───── Available data ─────
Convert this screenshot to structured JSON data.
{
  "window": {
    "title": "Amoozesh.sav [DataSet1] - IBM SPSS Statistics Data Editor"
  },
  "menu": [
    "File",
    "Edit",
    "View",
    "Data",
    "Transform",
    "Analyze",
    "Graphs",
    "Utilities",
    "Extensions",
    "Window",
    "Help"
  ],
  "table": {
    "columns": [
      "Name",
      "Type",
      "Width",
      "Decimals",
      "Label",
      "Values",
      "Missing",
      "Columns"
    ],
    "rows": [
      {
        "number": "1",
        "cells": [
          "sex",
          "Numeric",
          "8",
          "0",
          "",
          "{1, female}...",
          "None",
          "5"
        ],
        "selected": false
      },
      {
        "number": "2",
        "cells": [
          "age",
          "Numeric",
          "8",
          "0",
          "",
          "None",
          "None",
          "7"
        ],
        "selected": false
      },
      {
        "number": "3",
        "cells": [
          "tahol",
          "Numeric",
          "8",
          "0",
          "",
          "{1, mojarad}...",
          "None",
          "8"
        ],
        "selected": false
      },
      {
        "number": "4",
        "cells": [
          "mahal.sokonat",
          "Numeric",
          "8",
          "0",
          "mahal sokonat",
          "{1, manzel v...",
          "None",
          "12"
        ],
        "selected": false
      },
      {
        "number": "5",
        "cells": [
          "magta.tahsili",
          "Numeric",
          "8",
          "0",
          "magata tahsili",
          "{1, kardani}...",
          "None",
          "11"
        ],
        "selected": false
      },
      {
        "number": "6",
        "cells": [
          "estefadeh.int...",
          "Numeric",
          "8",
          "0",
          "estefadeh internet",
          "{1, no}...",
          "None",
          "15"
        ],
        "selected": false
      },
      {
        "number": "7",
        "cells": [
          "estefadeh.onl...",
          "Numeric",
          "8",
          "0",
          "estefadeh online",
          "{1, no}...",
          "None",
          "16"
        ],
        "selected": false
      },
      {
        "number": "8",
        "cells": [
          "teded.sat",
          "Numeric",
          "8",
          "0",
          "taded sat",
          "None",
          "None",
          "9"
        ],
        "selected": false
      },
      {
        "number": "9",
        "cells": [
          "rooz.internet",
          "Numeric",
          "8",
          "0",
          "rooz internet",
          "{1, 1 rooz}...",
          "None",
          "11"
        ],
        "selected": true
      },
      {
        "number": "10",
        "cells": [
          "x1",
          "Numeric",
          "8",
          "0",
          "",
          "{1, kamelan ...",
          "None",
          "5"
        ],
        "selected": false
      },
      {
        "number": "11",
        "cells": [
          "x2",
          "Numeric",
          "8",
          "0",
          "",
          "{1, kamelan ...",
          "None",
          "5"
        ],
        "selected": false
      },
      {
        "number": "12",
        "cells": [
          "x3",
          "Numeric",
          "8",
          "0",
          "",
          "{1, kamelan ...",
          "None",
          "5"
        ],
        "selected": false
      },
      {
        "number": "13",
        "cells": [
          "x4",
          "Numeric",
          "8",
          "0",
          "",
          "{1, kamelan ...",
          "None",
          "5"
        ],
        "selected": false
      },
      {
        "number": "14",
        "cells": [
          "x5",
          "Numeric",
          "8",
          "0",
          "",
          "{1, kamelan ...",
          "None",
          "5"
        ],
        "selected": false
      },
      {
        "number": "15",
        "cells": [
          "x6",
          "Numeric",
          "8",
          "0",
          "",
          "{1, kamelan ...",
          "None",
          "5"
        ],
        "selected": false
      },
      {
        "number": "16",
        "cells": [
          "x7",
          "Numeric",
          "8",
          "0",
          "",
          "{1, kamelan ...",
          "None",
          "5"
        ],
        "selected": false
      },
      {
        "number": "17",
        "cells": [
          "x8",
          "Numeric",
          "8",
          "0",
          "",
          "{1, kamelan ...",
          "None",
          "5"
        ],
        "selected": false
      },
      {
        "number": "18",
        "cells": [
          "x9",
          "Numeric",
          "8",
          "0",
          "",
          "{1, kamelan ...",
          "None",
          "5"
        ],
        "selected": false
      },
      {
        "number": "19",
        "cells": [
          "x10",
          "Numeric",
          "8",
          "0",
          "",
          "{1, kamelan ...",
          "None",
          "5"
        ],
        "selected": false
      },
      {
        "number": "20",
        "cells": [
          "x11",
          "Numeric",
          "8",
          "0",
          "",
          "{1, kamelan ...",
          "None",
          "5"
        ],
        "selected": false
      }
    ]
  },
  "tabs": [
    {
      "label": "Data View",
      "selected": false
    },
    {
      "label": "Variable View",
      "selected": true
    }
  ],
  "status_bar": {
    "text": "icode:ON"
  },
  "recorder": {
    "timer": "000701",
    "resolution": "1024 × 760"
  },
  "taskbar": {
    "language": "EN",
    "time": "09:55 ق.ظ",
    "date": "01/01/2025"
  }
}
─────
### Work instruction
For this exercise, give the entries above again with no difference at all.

### Result for this task
Convert this screenshot to structured JSON data.
{
  "window": {
    "title": "Amoozesh.sav [DataSet1] - IBM SPSS Statistics Data Editor"
  },
  "menu": [
    "File",
    "Edit",
    "View",
    "Data",
    "Transform",
    "Analyze",
    "Graphs",
    "Utilities",
    "Extensions",
    "Window",
    "Help"
  ],
  "table": {
    "columns": [
      "Name",
      "Type",
      "Width",
      "Decimals",
      "Label",
      "Values",
      "Missing",
      "Columns"
    ],
    "rows": [
      {
        "number": "1",
        "cells": [
          "sex",
          "Numeric",
          "8",
          "0",
          "",
          "{1, female}...",
          "None",
          "5"
        ],
        "selected": false
      },
      {
        "number": "2",
        "cells": [
          "age",
          "Numeric",
          "8",
          "0",
          "",
          "None",
          "None",
          "7"
        ],
        "selected": false
      },
      {
        "number": "3",
        "cells": [
          "tahol",
          "Numeric",
          "8",
          "0",
          "",
          "{1, mojarad}...",
          "None",
          "8"
        ],
        "selected": false
      },
      {
        "number": "4",
        "cells": [
          "mahal.sokonat",
          "Numeric",
          "8",
          "0",
          "mahal sokonat",
          "{1, manzel v...",
          "None",
          "12"
        ],
        "selected": false
      },
      {
        "number": "5",
        "cells": [
          "magta.tahsili",
          "Numeric",
          "8",
          "0",
          "magata tahsili",
          "{1, kardani}...",
          "None",
          "11"
        ],
        "selected": false
      },
      {
        "number": "6",
        "cells": [
          "estefadeh.int...",
          "Numeric",
          "8",
          "0",
          "estefadeh internet",
          "{1, no}...",
          "None",
          "15"
        ],
        "selected": false
      },
      {
        "number": "7",
        "cells": [
          "estefadeh.onl...",
          "Numeric",
          "8",
          "0",
          "estefadeh online",
          "{1, no}...",
          "None",
          "16"
        ],
        "selected": false
      },
      {
        "number": "8",
        "cells": [
          "teded.sat",
          "Numeric",
          "8",
          "0",
          "taded sat",
          "None",
          "None",
          "9"
        ],
        "selected": false
      },
      {
        "number": "9",
        "cells": [
          "rooz.internet",
          "Numeric",
          "8",
          "0",
          "rooz internet",
          "{1, 1 rooz}...",
          "None",
          "11"
        ],
        "selected": true
      },
      {
        "number": "10",
        "cells": [
          "x1",
          "Numeric",
          "8",
          "0",
          "",
          "{1, kamelan ...",
          "None",
          "5"
        ],
        "selected": false
      },
      {
        "number": "11",
        "cells": [
          "x2",
          "Numeric",
          "8",
          "0",
          "",
          "{1, kamelan ...",
          "None",
          "5"
        ],
        "selected": false
      },
      {
        "number": "12",
        "cells": [
          "x3",
          "Numeric",
          "8",
          "0",
          "",
          "{1, kamelan ...",
          "None",
          "5"
        ],
        "selected": false
      },
      {
        "number": "13",
        "cells": [
          "x4",
          "Numeric",
          "8",
          "0",
          "",
          "{1, kamelan ...",
          "None",
          "5"
        ],
        "selected": false
      },
      {
        "number": "14",
        "cells": [
          "x5",
          "Numeric",
          "8",
          "0",
          "",
          "{1, kamelan ...",
          "None",
          "5"
        ],
        "selected": false
      },
      {
        "number": "15",
        "cells": [
          "x6",
          "Numeric",
          "8",
          "0",
          "",
          "{1, kamelan ...",
          "None",
          "5"
        ],
        "selected": false
      },
      {
        "number": "16",
        "cells": [
          "x7",
          "Numeric",
          "8",
          "0",
          "",
          "{1, kamelan ...",
          "None",
          "5"
        ],
        "selected": false
      },
      {
        "number": "17",
        "cells": [
          "x8",
          "Numeric",
          "8",
          "0",
          "",
          "{1, kamelan ...",
          "None",
          "5"
        ],
        "selected": false
      },
      {
        "number": "18",
        "cells": [
          "x9",
          "Numeric",
          "8",
          "0",
          "",
          "{1, kamelan ...",
          "None",
          "5"
        ],
        "selected": false
      },
      {
        "number": "19",
        "cells": [
          "x10",
          "Numeric",
          "8",
          "0",
          "",
          "{1, kamelan ...",
          "None",
          "5"
        ],
        "selected": false
      },
      {
        "number": "20",
        "cells": [
          "x11",
          "Numeric",
          "8",
          "0",
          "",
          "{1, kamelan ...",
          "None",
          "5"
        ],
        "selected": false
      }
    ]
  },
  "tabs": [
    {
      "label": "Data View",
      "selected": false
    },
    {
      "label": "Variable View",
      "selected": true
    }
  ],
  "status_bar": {
    "text": "icode:ON"
  },
  "recorder": {
    "timer": "000701",
    "resolution": "1024 × 760"
  },
  "taskbar": {
    "language": "EN",
    "time": "09:55 ق.ظ",
    "date": "01/01/2025"
  }
}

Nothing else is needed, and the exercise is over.